> **EXERCISE OBJECTIVE**: Extract all data as written.

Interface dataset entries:
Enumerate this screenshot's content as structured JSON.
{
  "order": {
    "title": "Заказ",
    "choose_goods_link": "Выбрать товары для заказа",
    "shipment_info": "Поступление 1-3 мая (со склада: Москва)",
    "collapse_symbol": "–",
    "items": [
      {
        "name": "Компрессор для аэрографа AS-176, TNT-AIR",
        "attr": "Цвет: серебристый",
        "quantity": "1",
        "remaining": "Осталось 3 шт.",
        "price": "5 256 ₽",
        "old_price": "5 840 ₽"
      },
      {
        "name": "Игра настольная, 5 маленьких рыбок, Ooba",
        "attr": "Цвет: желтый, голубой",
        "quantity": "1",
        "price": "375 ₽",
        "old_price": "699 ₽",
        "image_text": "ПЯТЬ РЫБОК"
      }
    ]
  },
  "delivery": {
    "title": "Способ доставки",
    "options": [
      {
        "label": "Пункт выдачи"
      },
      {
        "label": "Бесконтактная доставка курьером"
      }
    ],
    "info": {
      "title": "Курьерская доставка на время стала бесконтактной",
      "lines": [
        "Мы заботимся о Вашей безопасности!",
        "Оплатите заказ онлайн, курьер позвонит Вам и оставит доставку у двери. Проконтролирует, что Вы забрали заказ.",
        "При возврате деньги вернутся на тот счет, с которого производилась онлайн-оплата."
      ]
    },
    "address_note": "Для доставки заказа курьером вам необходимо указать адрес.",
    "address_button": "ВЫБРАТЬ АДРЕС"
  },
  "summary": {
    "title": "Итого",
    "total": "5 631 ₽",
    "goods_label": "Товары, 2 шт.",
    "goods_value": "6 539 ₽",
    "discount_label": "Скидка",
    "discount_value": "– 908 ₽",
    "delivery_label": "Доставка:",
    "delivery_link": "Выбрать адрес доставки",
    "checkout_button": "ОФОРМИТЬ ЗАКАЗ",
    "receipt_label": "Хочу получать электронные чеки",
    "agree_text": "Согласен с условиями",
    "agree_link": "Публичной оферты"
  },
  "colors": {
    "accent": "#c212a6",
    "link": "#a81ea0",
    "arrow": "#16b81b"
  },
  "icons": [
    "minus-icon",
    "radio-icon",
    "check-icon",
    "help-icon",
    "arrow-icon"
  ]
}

> **SOLUTION BELOW**:
Enumerate this screenshot's content as structured JSON.
{
  "order": {
    "title": "Заказ",
    "choose_goods_link": "Выбрать товары для заказа",
    "shipment_info": "Поступление 1-3 мая (со склада: Москва)",
    "collapse_symbol": "–",
    "items": [
      {
        "name": "Компрессор для аэрографа AS-176, TNT-AIR",
        "attr": "Цвет: серебристый",
        "quantity": "1",
        "remaining": "Осталось 3 шт.",
        "price": "5 256 ₽",
        "old_price": "5 840 ₽"
      },
      {
        "name": "Игра настольная, 5 маленьких рыбок, Ooba",
        "attr": "Цвет: желтый, голубой",
        "quantity": "1",
        "price": "375 ₽",
        "old_price": "699 ₽",
        "image_text": "ПЯТЬ РЫБОК"
      }
    ]
  },
  "delivery": {
    "title": "Способ доставки",
    "options": [
      {
        "label": "Пункт выдачи"
      },
      {
        "label": "Бесконтактная доставка курьером"
      }
    ],
    "info": {
      "title": "Курьерская доставка на время стала бесконтактной",
      "lines": [
        "Мы заботимся о Вашей безопасности!",
        "Оплатите заказ онлайн, курьер позвонит Вам и оставит доставку у двери. Проконтролирует, что Вы забрали заказ.",
        "При возврате деньги вернутся на тот счет, с которого производилась онлайн-оплата."
      ]
    },
    "address_note": "Для доставки заказа курьером вам необходимо указать адрес.",
    "address_button": "ВЫБРАТЬ АДРЕС"
  },
  "summary": {
    "title": "Итого",
    "total": "5 631 ₽",
    "goods_label": "Товары, 2 шт.",
    "goods_value": "6 539 ₽",
    "discount_label": "Скидка",
    "discount_value": "– 908 ₽",
    "delivery_label": "Доставка:",
    "delivery_link": "Выбрать адрес доставки",
    "checkout_button": "ОФОРМИТЬ ЗАКАЗ",
    "receipt_label": "Хочу получать электронные чеки",
    "agree_text": "Согласен с условиями",
    "agree_link": "Публичной оферты"
  },
  "colors": {
    "accent": "#c212a6",
    "link": "#a81ea0",
    "arrow": "#16b81b"
  },
  "icons": [
    "minus-icon",
    "radio-icon",
    "check-icon",
    "help-icon",
    "arrow-icon"
  ]
}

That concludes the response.